Oncology Pharmacy - Processes Build for Maximum Safety
For Pharmacy Supervisor David Cruce and his staff, there are no shortcuts.
David Cruce, PharmD
Located on the second floor of the Mitchell Memorial Cancer Center, the oncology pharmacy team knows the safety of their patients is their top priority.
“We have chemotherapy treatment plans reviewed by the doctor, by one pharmacist clinically before it gets to me, and then I review it again,” Cruce said. “We scan the product into the computer to make sure we’ve selected the right item. I physically check it before it goes into the bag.”
There is no substitute for diligence, Cruce said.
“There’s zero tolerance for errors in this department,” Cruce said. “It’s tedious, it’s precise and it has to be followed to a T. I’m very proud of the safety record we have here. You want to make sure things are correct, and that’s something we take a lot of pride in.”
"We take over therapies for people that have gone to the top cancer centers in the country. Experts at these centers set up the procedure or protocol and then we treat the patient here," Cruce said. "There's not much we can't handle, especially if we collaborate with an outside source." That means patients can receive care close to home, Cruce said.

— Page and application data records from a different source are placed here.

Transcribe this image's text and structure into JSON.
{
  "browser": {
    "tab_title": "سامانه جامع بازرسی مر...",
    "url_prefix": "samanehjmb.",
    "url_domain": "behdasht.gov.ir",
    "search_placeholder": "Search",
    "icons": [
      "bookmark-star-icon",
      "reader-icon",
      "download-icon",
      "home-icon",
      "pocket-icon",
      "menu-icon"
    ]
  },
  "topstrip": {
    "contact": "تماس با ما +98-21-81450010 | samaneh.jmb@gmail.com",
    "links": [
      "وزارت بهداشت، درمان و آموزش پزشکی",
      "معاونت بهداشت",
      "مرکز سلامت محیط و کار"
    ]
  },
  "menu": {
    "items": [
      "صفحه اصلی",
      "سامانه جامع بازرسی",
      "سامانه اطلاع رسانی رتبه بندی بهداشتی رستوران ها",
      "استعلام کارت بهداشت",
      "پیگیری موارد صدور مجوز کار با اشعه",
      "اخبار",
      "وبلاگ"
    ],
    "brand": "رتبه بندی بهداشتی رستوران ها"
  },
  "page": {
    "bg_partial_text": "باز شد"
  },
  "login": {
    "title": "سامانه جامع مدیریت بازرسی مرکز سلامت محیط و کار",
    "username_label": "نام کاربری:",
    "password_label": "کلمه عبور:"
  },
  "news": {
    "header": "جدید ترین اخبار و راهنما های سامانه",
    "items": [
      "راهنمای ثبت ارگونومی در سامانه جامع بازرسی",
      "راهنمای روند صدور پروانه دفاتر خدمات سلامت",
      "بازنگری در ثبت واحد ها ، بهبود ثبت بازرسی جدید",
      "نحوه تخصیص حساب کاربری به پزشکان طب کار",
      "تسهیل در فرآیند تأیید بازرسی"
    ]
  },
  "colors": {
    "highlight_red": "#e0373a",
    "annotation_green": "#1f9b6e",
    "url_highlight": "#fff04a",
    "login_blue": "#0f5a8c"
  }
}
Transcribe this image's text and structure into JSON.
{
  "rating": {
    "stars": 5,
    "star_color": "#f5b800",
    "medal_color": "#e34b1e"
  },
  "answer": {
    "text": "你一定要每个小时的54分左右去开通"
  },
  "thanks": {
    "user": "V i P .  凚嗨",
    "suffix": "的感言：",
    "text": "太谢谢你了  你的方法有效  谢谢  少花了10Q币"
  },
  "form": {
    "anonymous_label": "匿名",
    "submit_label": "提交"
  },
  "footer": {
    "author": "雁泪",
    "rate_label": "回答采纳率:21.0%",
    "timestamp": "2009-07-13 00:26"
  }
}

Chemotherapy poisons cancer cells, which means these drugs can be dangerous when not used correctly As a result, the pharmacy staff take precautions on top of precautions.
“We have a lot of safeguards. We double- glove (meaning two layers) and have all the protective equipment you would need in an area like this,” Cruce said.
Over his three decades of work, Cruce said he’s seen oncology pharmacy grow by leaps and bounds.
“We’re still using a lot of the same tried-and-true things, but the shift is to immune-activating type drugs,” Cruce said. “That’s new, more lab tests and targeting therapy based on the genetic profile. It’s only going to be more important in the future. I’d say in five to 10 years, we’ll see even more specific drugs.”
As options expanded, the oncology pharmacy kept up with the changes. That’s a big part of why the center can offer national-quality cancer care.
“You can get national-quality cancer services right here in Owensboro,” Cruce said. “That is a big benefit to our patients.”